## EXERCISE REQUIREMENTS
Quote all of the data exactly as given. Skip every picture it contains.

Page and application data records
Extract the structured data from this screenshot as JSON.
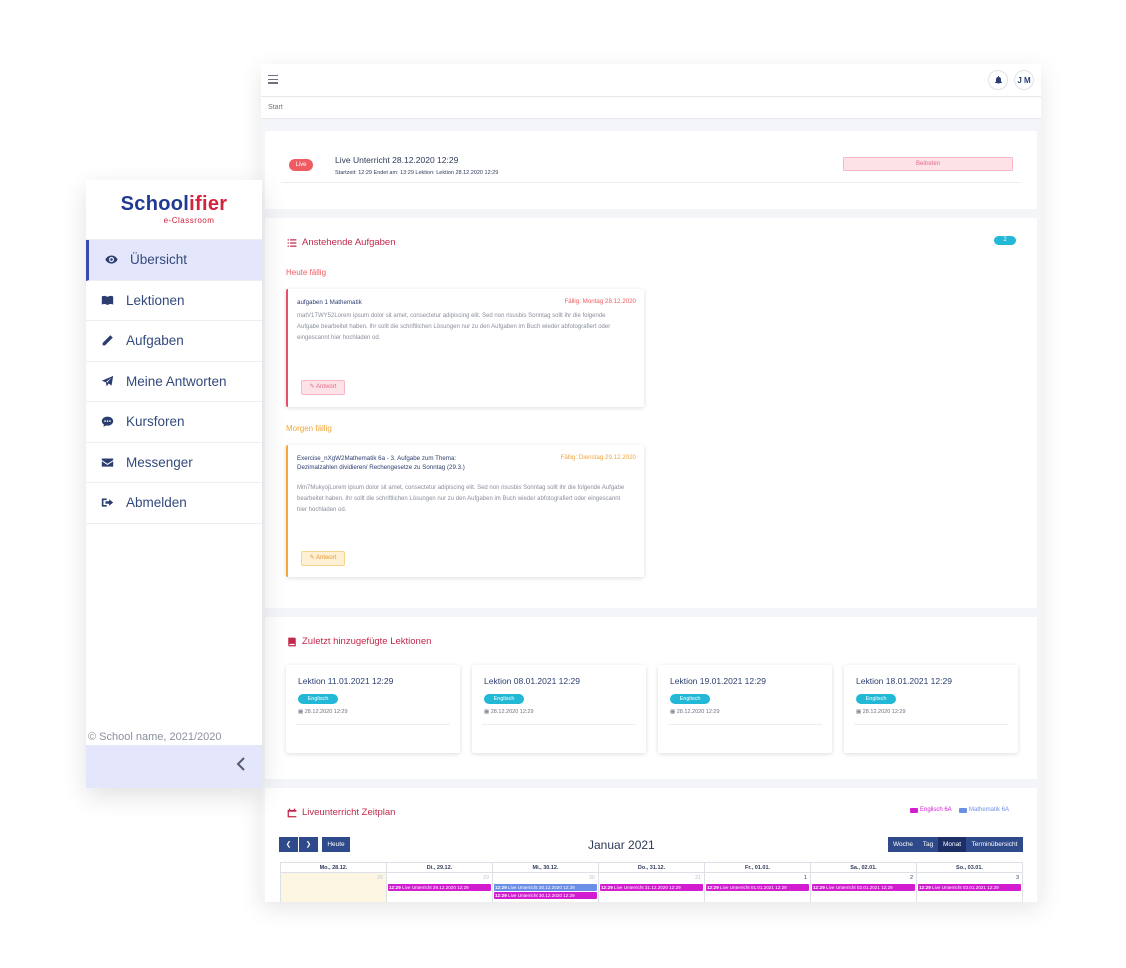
{
  "logo": {
    "main_left": "School",
    "main_right": "ifier",
    "sub": "e-Classroom"
  },
  "sidebar": {
    "items": [
      {
        "label": "Übersicht",
        "icon": "eye-icon"
      },
      {
        "label": "Lektionen",
        "icon": "book-icon"
      },
      {
        "label": "Aufgaben",
        "icon": "pencil-icon"
      },
      {
        "label": "Meine Antworten",
        "icon": "paper-plane-icon"
      },
      {
        "label": "Kursforen",
        "icon": "chat-icon"
      },
      {
        "label": "Messenger",
        "icon": "envelope-icon"
      },
      {
        "label": "Abmelden",
        "icon": "sign-out-icon"
      }
    ],
    "footer": "© School name,  2021/2020"
  },
  "topbar": {
    "avatar": "J M"
  },
  "breadcrumb": "Start",
  "live": {
    "badge": "Live",
    "title": "Live Unterricht 28.12.2020 12:29",
    "meta": "Startzeit: 12:29 Endet am: 13:29 Lektion: Lektion 28.12.2020 12:29",
    "join": "Beitreten"
  },
  "tasks": {
    "title": "Anstehende Aufgaben",
    "count": "2",
    "today_label": "Heute fällig",
    "tomorrow_label": "Morgen fällig",
    "items": [
      {
        "title": "aufgaben 1 Mathematik",
        "due": "Fällig: Montag 28.12.2020",
        "body": "matV1TWY52Lorem ipsum dolor sit amet, consectetur adipiscing elit. Sed non risusbis Sonntag sollt ihr die folgende Aufgabe bearbeitet haben. Ihr sollt die schriftlichen Lösungen nur zu den Aufgaben im Buch wieder abfotografiert oder eingescannt hier hochladen od.",
        "answer": "Antwort"
      },
      {
        "title": "Exercise_nXgW2Mathematik 6a - 3. Aufgabe zum Thema: Dezimalzahlen dividieren/ Rechengesetze zu Sonntag (29.3.)",
        "due": "Fällig: Dienstag 29.12.2020",
        "body": "Mm7MukyojLorem ipsum dolor sit amet, consectetur adipiscing elit. Sed non risusbis Sonntag sollt ihr die folgende Aufgabe bearbeitet haben. Ihr sollt die schriftlichen Lösungen nur zu den Aufgaben im Buch wieder abfotografiert oder eingescannt hier hochladen od.",
        "answer": "Antwort"
      }
    ]
  },
  "lessons": {
    "title": "Zuletzt hinzugefügte Lektionen",
    "items": [
      {
        "title": "Lektion 11.01.2021 12:29",
        "tag": "Englisch",
        "date": "28.12.2020 12:29"
      },
      {
        "title": "Lektion 08.01.2021 12:29",
        "tag": "Englisch",
        "date": "28.12.2020 12:29"
      },
      {
        "title": "Lektion 19.01.2021 12:29",
        "tag": "Englisch",
        "date": "28.12.2020 12:29"
      },
      {
        "title": "Lektion 18.01.2021 12:29",
        "tag": "Englisch",
        "date": "28.12.2020 12:29"
      }
    ]
  },
  "calendar": {
    "title": "Liveunterricht Zeitplan",
    "legend": [
      {
        "label": "Englisch 6A",
        "color": "#d11ccf"
      },
      {
        "label": "Mathematik 6A",
        "color": "#6b8fe6"
      }
    ],
    "today_btn": "Heute",
    "month": "Januar 2021",
    "views": [
      "Woche",
      "Tag",
      "Monat",
      "Terminübersicht"
    ],
    "headers": [
      "Mo., 28.12.",
      "Di., 29.12.",
      "Mi., 30.12.",
      "Do., 31.12.",
      "Fr., 01.01.",
      "Sa., 02.01.",
      "So., 03.01."
    ],
    "days": [
      {
        "num": "28",
        "prev": true,
        "events": []
      },
      {
        "num": "29",
        "prev": true,
        "events": [
          {
            "time": "12:29",
            "text": "Live Unterricht 29.12.2020 12:29",
            "color": "#d11ccf"
          }
        ]
      },
      {
        "num": "30",
        "prev": true,
        "events": [
          {
            "time": "12:29",
            "text": "Live Unterricht 30.12.2020 12:29",
            "color": "#6b8fe6"
          },
          {
            "time": "12:29",
            "text": "Live Unterricht 30.12.2020 12:29",
            "color": "#d11ccf"
          }
        ]
      },
      {
        "num": "31",
        "prev": true,
        "events": [
          {
            "time": "12:29",
            "text": "Live Unterricht 31.12.2020 12:29",
            "color": "#d11ccf"
          }
        ]
      },
      {
        "num": "1",
        "prev": false,
        "events": [
          {
            "time": "12:29",
            "text": "Live Unterricht 01.01.2021 12:29",
            "color": "#d11ccf"
          }
        ]
      },
      {
        "num": "2",
        "prev": false,
        "events": [
          {
            "time": "12:29",
            "text": "Live Unterricht 02.01.2021 12:29",
            "color": "#d11ccf"
          }
        ]
      },
      {
        "num": "3",
        "prev": false,
        "events": [
          {
            "time": "12:29",
            "text": "Live Unterricht 03.01.2021 12:29",
            "color": "#d11ccf"
          }
        ]
      }
    ]
  }
}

## TASK RESULT
Extract the structured data from this screenshot as JSON.
{
  "logo": {
    "main_left": "School",
    "main_right": "ifier",
    "sub": "e-Classroom"
  },
  "sidebar": {
    "items": [
      {
        "label": "Übersicht",
        "icon": "eye-icon"
      },
      {
        "label": "Lektionen",
        "icon": "book-icon"
      },
      {
        "label": "Aufgaben",
        "icon": "pencil-icon"
      },
      {
        "label": "Meine Antworten",
        "icon": "paper-plane-icon"
      },
      {
        "label": "Kursforen",
        "icon": "chat-icon"
      },
      {
        "label": "Messenger",
        "icon": "envelope-icon"
      },
      {
        "label": "Abmelden",
        "icon": "sign-out-icon"
      }
    ],
    "footer": "© School name,  2021/2020"
  },
  "topbar": {
    "avatar": "J M"
  },
  "breadcrumb": "Start",
  "live": {
    "badge": "Live",
    "title": "Live Unterricht 28.12.2020 12:29",
    "meta": "Startzeit: 12:29 Endet am: 13:29 Lektion: Lektion 28.12.2020 12:29",
    "join": "Beitreten"
  },
  "tasks": {
    "title": "Anstehende Aufgaben",
    "count": "2",
    "today_label": "Heute fällig",
    "tomorrow_label": "Morgen fällig",
    "items": [
      {
        "title": "aufgaben 1 Mathematik",
        "due": "Fällig: Montag 28.12.2020",
        "body": "matV1TWY52Lorem ipsum dolor sit amet, consectetur adipiscing elit. Sed non risusbis Sonntag sollt ihr die folgende Aufgabe bearbeitet haben. Ihr sollt die schriftlichen Lösungen nur zu den Aufgaben im Buch wieder abfotografiert oder eingescannt hier hochladen od.",
        "answer": "Antwort"
      },
      {
        "title": "Exercise_nXgW2Mathematik 6a - 3. Aufgabe zum Thema: Dezimalzahlen dividieren/ Rechengesetze zu Sonntag (29.3.)",
        "due": "Fällig: Dienstag 29.12.2020",
        "body": "Mm7MukyojLorem ipsum dolor sit amet, consectetur adipiscing elit. Sed non risusbis Sonntag sollt ihr die folgende Aufgabe bearbeitet haben. Ihr sollt die schriftlichen Lösungen nur zu den Aufgaben im Buch wieder abfotografiert oder eingescannt hier hochladen od.",
        "answer": "Antwort"
      }
    ]
  },
  "lessons": {
    "title": "Zuletzt hinzugefügte Lektionen",
    "items": [
      {
        "title": "Lektion 11.01.2021 12:29",
        "tag": "Englisch",
        "date": "28.12.2020 12:29"
      },
      {
        "title": "Lektion 08.01.2021 12:29",
        "tag": "Englisch",
        "date": "28.12.2020 12:29"
      },
      {
        "title": "Lektion 19.01.2021 12:29",
        "tag": "Englisch",
        "date": "28.12.2020 12:29"
      },
      {
        "title": "Lektion 18.01.2021 12:29",
        "tag": "Englisch",
        "date": "28.12.2020 12:29"
      }
    ]
  },
  "calendar": {
    "title": "Liveunterricht Zeitplan",
    "legend": [
      {
        "label": "Englisch 6A",
        "color": "#d11ccf"
      },
      {
        "label": "Mathematik 6A",
        "color": "#6b8fe6"
      }
    ],
    "today_btn": "Heute",
    "month": "Januar 2021",
    "views": [
      "Woche",
      "Tag",
      "Monat",
      "Terminübersicht"
    ],
    "headers": [
      "Mo., 28.12.",
      "Di., 29.12.",
      "Mi., 30.12.",
      "Do., 31.12.",
      "Fr., 01.01.",
      "Sa., 02.01.",
      "So., 03.01."
    ],
    "days": [
      {
        "num": "28",
        "prev": true,
        "events": []
      },
      {
        "num": "29",
        "prev": true,
        "events": [
          {
            "time": "12:29",
            "text": "Live Unterricht 29.12.2020 12:29",
            "color": "#d11ccf"
          }
        ]
      },
      {
        "num": "30",
        "prev": true,
        "events": [
          {
            "time": "12:29",
            "text": "Live Unterricht 30.12.2020 12:29",
            "color": "#6b8fe6"
          },
          {
            "time": "12:29",
            "text": "Live Unterricht 30.12.2020 12:29",
            "color": "#d11ccf"
          }
        ]
      },
      {
        "num": "31",
        "prev": true,
        "events": [
          {
            "time": "12:29",
            "text": "Live Unterricht 31.12.2020 12:29",
            "color": "#d11ccf"
          }
        ]
      },
      {
        "num": "1",
        "prev": false,
        "events": [
          {
            "time": "12:29",
            "text": "Live Unterricht 01.01.2021 12:29",
            "color": "#d11ccf"
          }
        ]
      },
      {
        "num": "2",
        "prev": false,
        "events": [
          {
            "time": "12:29",
            "text": "Live Unterricht 02.01.2021 12:29",
            "color": "#d11ccf"
          }
        ]
      },
      {
        "num": "3",
        "prev": false,
        "events": [
          {
            "time": "12:29",
            "text": "Live Unterricht 03.01.2021 12:29",
            "color": "#d11ccf"
          }
        ]
      }
    ]
  }
}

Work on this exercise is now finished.